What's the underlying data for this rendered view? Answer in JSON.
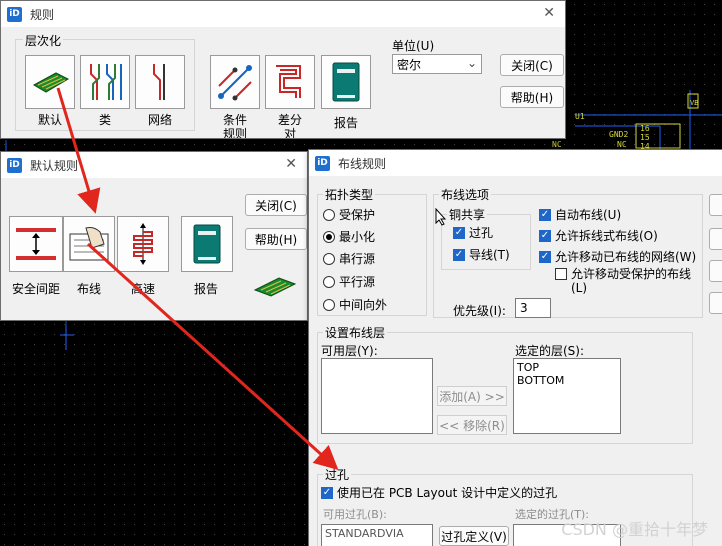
{
  "pcb": {
    "pin_labels": [
      "GND2",
      "NC",
      "16",
      "15",
      "U1",
      "14",
      "NC"
    ],
    "top_right_label": "VB"
  },
  "rules_window": {
    "title": "规则",
    "hierarchy_label": "层次化",
    "tools": [
      {
        "icon": "default-board-icon",
        "label": "默认"
      },
      {
        "icon": "net-class-icon",
        "label": "类"
      },
      {
        "icon": "net-icon",
        "label": "网络"
      },
      {
        "icon": "conditional-rules-icon",
        "label": "条件\n规则"
      },
      {
        "icon": "differential-pair-icon",
        "label": "差分\n对"
      },
      {
        "icon": "report-icon",
        "label": "报告"
      }
    ],
    "unit_label": "单位(U)",
    "unit_value": "密尔",
    "close_label": "关闭(C)",
    "help_label": "帮助(H)"
  },
  "default_rules_window": {
    "title": "默认规则",
    "tools": [
      {
        "icon": "clearance-icon",
        "label": "安全间距"
      },
      {
        "icon": "routing-icon",
        "label": "布线"
      },
      {
        "icon": "high-speed-icon",
        "label": "高速"
      },
      {
        "icon": "report-icon",
        "label": "报告"
      }
    ],
    "close_label": "关闭(C)",
    "help_label": "帮助(H)"
  },
  "routing_rules_window": {
    "title": "布线规则",
    "topology": {
      "label": "拓扑类型",
      "options": [
        "受保护",
        "最小化",
        "串行源",
        "平行源",
        "中间向外"
      ],
      "selected": "最小化"
    },
    "routing_options": {
      "label": "布线选项",
      "copper_share_label": "铜共享",
      "via_label": "过孔",
      "trace_label": "导线(T)",
      "auto_route_label": "自动布线(U)",
      "allow_ripup_label": "允许拆线式布线(O)",
      "allow_move_routed_label": "允许移动已布线的网络(W)",
      "allow_move_protected_label": "允许移动受保护的布线(L)",
      "priority_label": "优先级(I):",
      "priority_value": "3"
    },
    "layers": {
      "label": "设置布线层",
      "available_label": "可用层(Y):",
      "selected_label": "选定的层(S):",
      "selected_layers": [
        "TOP",
        "BOTTOM"
      ],
      "add_label": "添加(A) >>",
      "remove_label": "<< 移除(R)"
    },
    "vias": {
      "label": "过孔",
      "use_pcb_vias_label": "使用已在 PCB Layout 设计中定义的过孔",
      "available_vias_label": "可用过孔(B):",
      "available_vias": [
        "STANDARDVIA"
      ],
      "via_define_label": "过孔定义(V)",
      "selected_vias_label": "选定的过孔(T):"
    }
  },
  "watermark": "CSDN @重拾十年梦",
  "colors": {
    "arrow": "#e0261d",
    "pcb_trace": "#1f5fff",
    "pcb_text": "#d8d838",
    "grid_dot": "#3f3f3f"
  }
}
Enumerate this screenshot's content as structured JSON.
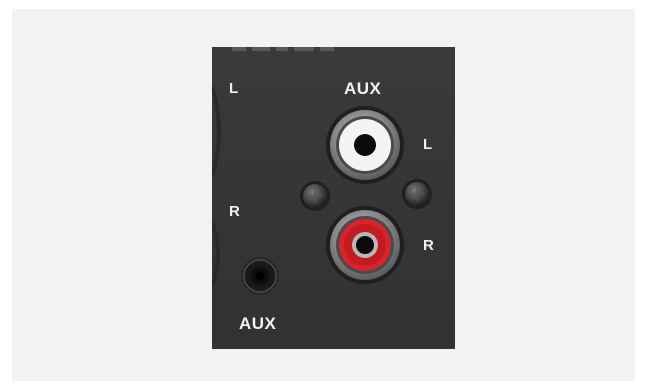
{
  "panel": {
    "left_section": {
      "label_left": "L",
      "label_right": "R",
      "jack_label": "AUX"
    },
    "rca_section": {
      "title": "AUX",
      "label_left": "L",
      "label_right": "R"
    },
    "colors": {
      "panel": "#363638",
      "rca_left_insulator": "#f4f4f4",
      "rca_right_insulator": "#d8232a",
      "metal_ring": "#8e8e90"
    }
  }
}
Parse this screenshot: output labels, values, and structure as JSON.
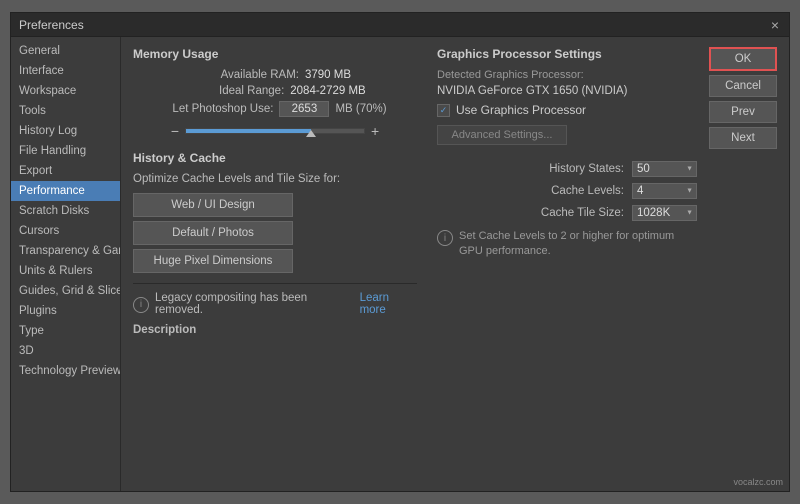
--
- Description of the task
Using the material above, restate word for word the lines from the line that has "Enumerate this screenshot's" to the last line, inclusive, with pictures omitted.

- Output for this task
Enumerate this screenshot's content as structured JSON.
{
  "panel": {
    "left_section": {
      "label_left": "L",
      "label_right": "R",
      "jack_label": "AUX"
    },
    "rca_section": {
      "title": "AUX",
      "label_left": "L",
      "label_right": "R"
    },
    "colors": {
      "panel": "#363638",
      "rca_left_insulator": "#f4f4f4",
      "rca_right_insulator": "#d8232a",
      "metal_ring": "#8e8e90"
    }
  }
}
Parse this screenshot: output labels, values, and structure as JSON.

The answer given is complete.